> **Work required**
Filter the entries and keep only the lines where the string "JSON" appears.

> **Provided entries**
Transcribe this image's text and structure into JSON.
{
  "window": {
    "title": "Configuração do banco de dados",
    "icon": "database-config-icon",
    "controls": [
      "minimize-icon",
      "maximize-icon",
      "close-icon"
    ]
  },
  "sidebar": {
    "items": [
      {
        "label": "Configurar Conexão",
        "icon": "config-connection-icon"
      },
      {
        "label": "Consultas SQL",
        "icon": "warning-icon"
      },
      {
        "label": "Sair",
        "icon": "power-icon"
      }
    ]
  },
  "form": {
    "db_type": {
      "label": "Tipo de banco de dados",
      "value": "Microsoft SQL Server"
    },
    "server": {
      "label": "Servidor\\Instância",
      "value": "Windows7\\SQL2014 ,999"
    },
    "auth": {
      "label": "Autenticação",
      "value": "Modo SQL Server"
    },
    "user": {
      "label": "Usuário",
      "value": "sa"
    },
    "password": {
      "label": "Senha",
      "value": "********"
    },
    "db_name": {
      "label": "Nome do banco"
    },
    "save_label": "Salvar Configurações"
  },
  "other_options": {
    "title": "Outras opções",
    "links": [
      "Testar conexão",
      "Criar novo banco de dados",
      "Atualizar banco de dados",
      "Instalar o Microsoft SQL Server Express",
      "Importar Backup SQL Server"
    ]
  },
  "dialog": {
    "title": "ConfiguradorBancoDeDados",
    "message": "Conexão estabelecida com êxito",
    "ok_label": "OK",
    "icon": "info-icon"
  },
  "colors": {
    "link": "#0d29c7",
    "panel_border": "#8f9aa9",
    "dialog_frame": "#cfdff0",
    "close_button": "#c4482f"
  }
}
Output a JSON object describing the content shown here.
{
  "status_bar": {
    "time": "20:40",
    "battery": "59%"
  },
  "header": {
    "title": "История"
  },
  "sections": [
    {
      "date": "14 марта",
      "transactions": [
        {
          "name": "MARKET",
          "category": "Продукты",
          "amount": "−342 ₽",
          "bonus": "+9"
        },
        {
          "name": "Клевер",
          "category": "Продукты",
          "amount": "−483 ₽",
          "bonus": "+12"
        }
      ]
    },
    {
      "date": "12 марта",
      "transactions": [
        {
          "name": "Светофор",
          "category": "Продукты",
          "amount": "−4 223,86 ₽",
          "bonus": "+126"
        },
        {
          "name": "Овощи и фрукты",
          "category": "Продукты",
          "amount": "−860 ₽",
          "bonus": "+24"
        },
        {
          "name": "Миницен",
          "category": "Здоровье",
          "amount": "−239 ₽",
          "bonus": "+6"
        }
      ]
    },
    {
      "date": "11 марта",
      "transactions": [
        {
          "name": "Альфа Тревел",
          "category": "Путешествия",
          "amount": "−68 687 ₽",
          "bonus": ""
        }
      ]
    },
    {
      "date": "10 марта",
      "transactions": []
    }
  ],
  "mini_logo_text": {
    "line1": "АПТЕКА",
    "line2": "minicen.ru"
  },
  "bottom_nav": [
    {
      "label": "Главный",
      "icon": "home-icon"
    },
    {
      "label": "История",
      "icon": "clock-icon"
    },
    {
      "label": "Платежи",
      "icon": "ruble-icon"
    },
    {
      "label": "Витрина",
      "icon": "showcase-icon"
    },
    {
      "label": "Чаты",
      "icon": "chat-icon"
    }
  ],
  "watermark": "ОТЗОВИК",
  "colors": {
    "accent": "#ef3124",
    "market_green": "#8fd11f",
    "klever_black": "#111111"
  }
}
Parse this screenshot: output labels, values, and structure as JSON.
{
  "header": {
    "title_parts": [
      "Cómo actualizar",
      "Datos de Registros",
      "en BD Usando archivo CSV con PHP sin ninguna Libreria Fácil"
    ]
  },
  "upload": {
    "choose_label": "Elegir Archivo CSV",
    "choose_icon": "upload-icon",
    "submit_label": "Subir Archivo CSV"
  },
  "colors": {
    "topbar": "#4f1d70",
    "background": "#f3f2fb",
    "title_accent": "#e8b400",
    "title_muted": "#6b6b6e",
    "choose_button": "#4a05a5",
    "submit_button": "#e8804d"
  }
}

> **Exercise response**
Transcribe this image's text and structure into JSON.
Output a JSON object describing the content shown here.
Parse this screenshot: output labels, values, and structure as JSON.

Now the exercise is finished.